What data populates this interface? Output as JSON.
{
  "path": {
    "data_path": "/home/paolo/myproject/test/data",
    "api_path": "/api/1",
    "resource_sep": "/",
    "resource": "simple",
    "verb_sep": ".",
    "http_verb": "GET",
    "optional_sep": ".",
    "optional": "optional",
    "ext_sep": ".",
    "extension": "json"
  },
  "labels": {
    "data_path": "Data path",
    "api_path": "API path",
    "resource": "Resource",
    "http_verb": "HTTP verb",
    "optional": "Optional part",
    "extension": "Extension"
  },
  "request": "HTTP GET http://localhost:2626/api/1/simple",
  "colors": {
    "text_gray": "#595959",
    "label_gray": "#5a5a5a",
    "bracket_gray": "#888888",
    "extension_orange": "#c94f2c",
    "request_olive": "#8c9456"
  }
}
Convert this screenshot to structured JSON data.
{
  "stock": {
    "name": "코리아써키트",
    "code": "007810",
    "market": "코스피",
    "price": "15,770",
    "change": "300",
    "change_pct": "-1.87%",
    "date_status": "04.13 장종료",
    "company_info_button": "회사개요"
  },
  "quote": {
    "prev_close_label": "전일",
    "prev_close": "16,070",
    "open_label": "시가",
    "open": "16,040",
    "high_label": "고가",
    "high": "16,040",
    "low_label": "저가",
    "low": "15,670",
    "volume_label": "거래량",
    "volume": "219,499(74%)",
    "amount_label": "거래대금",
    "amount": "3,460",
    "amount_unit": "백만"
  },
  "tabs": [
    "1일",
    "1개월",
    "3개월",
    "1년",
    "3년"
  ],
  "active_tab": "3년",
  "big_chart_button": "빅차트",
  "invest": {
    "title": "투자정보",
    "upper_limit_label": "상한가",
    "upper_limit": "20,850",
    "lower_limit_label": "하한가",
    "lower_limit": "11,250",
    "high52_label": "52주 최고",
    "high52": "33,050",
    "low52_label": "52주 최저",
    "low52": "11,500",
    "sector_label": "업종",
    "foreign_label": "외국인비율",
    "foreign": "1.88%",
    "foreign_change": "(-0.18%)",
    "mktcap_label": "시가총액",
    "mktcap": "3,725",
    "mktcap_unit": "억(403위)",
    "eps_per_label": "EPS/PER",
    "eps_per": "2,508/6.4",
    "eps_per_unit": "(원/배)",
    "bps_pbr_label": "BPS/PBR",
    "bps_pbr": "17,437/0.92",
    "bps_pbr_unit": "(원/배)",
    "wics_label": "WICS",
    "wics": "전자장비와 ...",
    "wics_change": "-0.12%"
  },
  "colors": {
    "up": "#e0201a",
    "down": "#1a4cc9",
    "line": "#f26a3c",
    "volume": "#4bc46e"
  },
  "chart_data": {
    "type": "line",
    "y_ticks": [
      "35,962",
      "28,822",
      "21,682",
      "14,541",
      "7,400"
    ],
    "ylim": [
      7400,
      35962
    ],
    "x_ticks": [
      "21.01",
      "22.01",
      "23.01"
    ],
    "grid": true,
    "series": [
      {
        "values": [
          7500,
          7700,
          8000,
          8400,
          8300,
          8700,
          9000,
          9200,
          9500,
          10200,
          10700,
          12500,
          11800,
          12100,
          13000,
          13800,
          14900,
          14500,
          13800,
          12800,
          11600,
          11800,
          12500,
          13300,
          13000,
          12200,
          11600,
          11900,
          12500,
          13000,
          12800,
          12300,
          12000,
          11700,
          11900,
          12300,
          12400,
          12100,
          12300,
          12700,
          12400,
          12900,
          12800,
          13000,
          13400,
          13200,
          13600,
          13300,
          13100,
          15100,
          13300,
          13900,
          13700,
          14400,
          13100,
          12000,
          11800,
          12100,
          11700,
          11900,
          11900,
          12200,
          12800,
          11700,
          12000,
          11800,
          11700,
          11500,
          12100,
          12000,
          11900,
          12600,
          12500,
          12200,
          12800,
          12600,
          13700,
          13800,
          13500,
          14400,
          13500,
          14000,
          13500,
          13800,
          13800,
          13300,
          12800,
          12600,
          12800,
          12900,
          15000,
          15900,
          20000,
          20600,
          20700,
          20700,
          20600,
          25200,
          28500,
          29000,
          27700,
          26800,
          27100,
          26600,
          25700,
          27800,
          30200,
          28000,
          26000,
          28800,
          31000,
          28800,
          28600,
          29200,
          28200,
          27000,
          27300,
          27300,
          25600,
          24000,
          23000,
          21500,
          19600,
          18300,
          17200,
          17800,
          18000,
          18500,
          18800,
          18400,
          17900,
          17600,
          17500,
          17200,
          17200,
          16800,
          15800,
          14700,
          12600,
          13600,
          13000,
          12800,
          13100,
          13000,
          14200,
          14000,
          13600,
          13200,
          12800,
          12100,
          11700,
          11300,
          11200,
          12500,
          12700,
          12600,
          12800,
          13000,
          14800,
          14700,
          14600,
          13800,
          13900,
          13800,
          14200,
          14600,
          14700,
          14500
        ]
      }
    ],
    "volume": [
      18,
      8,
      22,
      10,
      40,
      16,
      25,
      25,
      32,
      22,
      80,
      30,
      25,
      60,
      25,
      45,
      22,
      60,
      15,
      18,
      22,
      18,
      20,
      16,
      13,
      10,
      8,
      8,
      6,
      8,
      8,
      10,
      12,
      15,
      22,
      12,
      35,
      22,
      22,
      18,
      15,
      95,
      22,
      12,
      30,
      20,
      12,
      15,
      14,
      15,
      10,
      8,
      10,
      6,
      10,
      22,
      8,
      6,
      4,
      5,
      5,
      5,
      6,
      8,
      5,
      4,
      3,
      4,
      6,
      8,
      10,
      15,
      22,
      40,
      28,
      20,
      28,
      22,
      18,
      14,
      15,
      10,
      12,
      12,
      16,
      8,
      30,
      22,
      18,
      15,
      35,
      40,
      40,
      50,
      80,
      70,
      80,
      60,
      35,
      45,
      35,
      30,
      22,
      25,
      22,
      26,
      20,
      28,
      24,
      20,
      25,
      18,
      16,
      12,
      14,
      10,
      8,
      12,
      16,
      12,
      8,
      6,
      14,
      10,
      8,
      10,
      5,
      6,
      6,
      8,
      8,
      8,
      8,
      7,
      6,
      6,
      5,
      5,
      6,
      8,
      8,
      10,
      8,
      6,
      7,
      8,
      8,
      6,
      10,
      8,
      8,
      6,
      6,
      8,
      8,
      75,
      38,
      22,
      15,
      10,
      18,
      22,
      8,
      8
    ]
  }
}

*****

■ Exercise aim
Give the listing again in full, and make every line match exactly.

■ Output of the exercise
What data populates this interface? Output as JSON.
{
  "path": {
    "data_path": "/home/paolo/myproject/test/data",
    "api_path": "/api/1",
    "resource_sep": "/",
    "resource": "simple",
    "verb_sep": ".",
    "http_verb": "GET",
    "optional_sep": ".",
    "optional": "optional",
    "ext_sep": ".",
    "extension": "json"
  },
  "labels": {
    "data_path": "Data path",
    "api_path": "API path",
    "resource": "Resource",
    "http_verb": "HTTP verb",
    "optional": "Optional part",
    "extension": "Extension"
  },
  "request": "HTTP GET http://localhost:2626/api/1/simple",
  "colors": {
    "text_gray": "#595959",
    "label_gray": "#5a5a5a",
    "bracket_gray": "#888888",
    "extension_orange": "#c94f2c",
    "request_olive": "#8c9456"
  }
}
Convert this screenshot to structured JSON data.
{
  "stock": {
    "name": "코리아써키트",
    "code": "007810",
    "market": "코스피",
    "price": "15,770",
    "change": "300",
    "change_pct": "-1.87%",
    "date_status": "04.13 장종료",
    "company_info_button": "회사개요"
  },
  "quote": {
    "prev_close_label": "전일",
    "prev_close": "16,070",
    "open_label": "시가",
    "open": "16,040",
    "high_label": "고가",
    "high": "16,040",
    "low_label": "저가",
    "low": "15,670",
    "volume_label": "거래량",
    "volume": "219,499(74%)",
    "amount_label": "거래대금",
    "amount": "3,460",
    "amount_unit": "백만"
  },
  "tabs": [
    "1일",
    "1개월",
    "3개월",
    "1년",
    "3년"
  ],
  "active_tab": "3년",
  "big_chart_button": "빅차트",
  "invest": {
    "title": "투자정보",
    "upper_limit_label": "상한가",
    "upper_limit": "20,850",
    "lower_limit_label": "하한가",
    "lower_limit": "11,250",
    "high52_label": "52주 최고",
    "high52": "33,050",
    "low52_label": "52주 최저",
    "low52": "11,500",
    "sector_label": "업종",
    "foreign_label": "외국인비율",
    "foreign": "1.88%",
    "foreign_change": "(-0.18%)",
    "mktcap_label": "시가총액",
    "mktcap": "3,725",
    "mktcap_unit": "억(403위)",
    "eps_per_label": "EPS/PER",
    "eps_per": "2,508/6.4",
    "eps_per_unit": "(원/배)",
    "bps_pbr_label": "BPS/PBR",
    "bps_pbr": "17,437/0.92",
    "bps_pbr_unit": "(원/배)",
    "wics_label": "WICS",
    "wics": "전자장비와 ...",
    "wics_change": "-0.12%"
  },
  "colors": {
    "up": "#e0201a",
    "down": "#1a4cc9",
    "line": "#f26a3c",
    "volume": "#4bc46e"
  },
  "chart_data": {
    "type": "line",
    "y_ticks": [
      "35,962",
      "28,822",
      "21,682",
      "14,541",
      "7,400"
    ],
    "ylim": [
      7400,
      35962
    ],
    "x_ticks": [
      "21.01",
      "22.01",
      "23.01"
    ],
    "grid": true,
    "series": [
      {
        "values": [
          7500,
          7700,
          8000,
          8400,
          8300,
          8700,
          9000,
          9200,
          9500,
          10200,
          10700,
          12500,
          11800,
          12100,
          13000,
          13800,
          14900,
          14500,
          13800,
          12800,
          11600,
          11800,
          12500,
          13300,
          13000,
          12200,
          11600,
          11900,
          12500,
          13000,
          12800,
          12300,
          12000,
          11700,
          11900,
          12300,
          12400,
          12100,
          12300,
          12700,
          12400,
          12900,
          12800,
          13000,
          13400,
          13200,
          13600,
          13300,
          13100,
          15100,
          13300,
          13900,
          13700,
          14400,
          13100,
          12000,
          11800,
          12100,
          11700,
          11900,
          11900,
          12200,
          12800,
          11700,
          12000,
          11800,
          11700,
          11500,
          12100,
          12000,
          11900,
          12600,
          12500,
          12200,
          12800,
          12600,
          13700,
          13800,
          13500,
          14400,
          13500,
          14000,
          13500,
          13800,
          13800,
          13300,
          12800,
          12600,
          12800,
          12900,
          15000,
          15900,
          20000,
          20600,
          20700,
          20700,
          20600,
          25200,
          28500,
          29000,
          27700,
          26800,
          27100,
          26600,
          25700,
          27800,
          30200,
          28000,
          26000,
          28800,
          31000,
          28800,
          28600,
          29200,
          28200,
          27000,
          27300,
          27300,
          25600,
          24000,
          23000,
          21500,
          19600,
          18300,
          17200,
          17800,
          18000,
          18500,
          18800,
          18400,
          17900,
          17600,
          17500,
          17200,
          17200,
          16800,
          15800,
          14700,
          12600,
          13600,
          13000,
          12800,
          13100,
          13000,
          14200,
          14000,
          13600,
          13200,
          12800,
          12100,
          11700,
          11300,
          11200,
          12500,
          12700,
          12600,
          12800,
          13000,
          14800,
          14700,
          14600,
          13800,
          13900,
          13800,
          14200,
          14600,
          14700,
          14500
        ]
      }
    ],
    "volume": [
      18,
      8,
      22,
      10,
      40,
      16,
      25,
      25,
      32,
      22,
      80,
      30,
      25,
      60,
      25,
      45,
      22,
      60,
      15,
      18,
      22,
      18,
      20,
      16,
      13,
      10,
      8,
      8,
      6,
      8,
      8,
      10,
      12,
      15,
      22,
      12,
      35,
      22,
      22,
      18,
      15,
      95,
      22,
      12,
      30,
      20,
      12,
      15,
      14,
      15,
      10,
      8,
      10,
      6,
      10,
      22,
      8,
      6,
      4,
      5,
      5,
      5,
      6,
      8,
      5,
      4,
      3,
      4,
      6,
      8,
      10,
      15,
      22,
      40,
      28,
      20,
      28,
      22,
      18,
      14,
      15,
      10,
      12,
      12,
      16,
      8,
      30,
      22,
      18,
      15,
      35,
      40,
      40,
      50,
      80,
      70,
      80,
      60,
      35,
      45,
      35,
      30,
      22,
      25,
      22,
      26,
      20,
      28,
      24,
      20,
      25,
      18,
      16,
      12,
      14,
      10,
      8,
      12,
      16,
      12,
      8,
      6,
      14,
      10,
      8,
      10,
      5,
      6,
      6,
      8,
      8,
      8,
      8,
      7,
      6,
      6,
      5,
      5,
      6,
      8,
      8,
      10,
      8,
      6,
      7,
      8,
      8,
      6,
      10,
      8,
      8,
      6,
      6,
      8,
      8,
      75,
      38,
      22,
      15,
      10,
      18,
      22,
      8,
      8
    ]
  }
}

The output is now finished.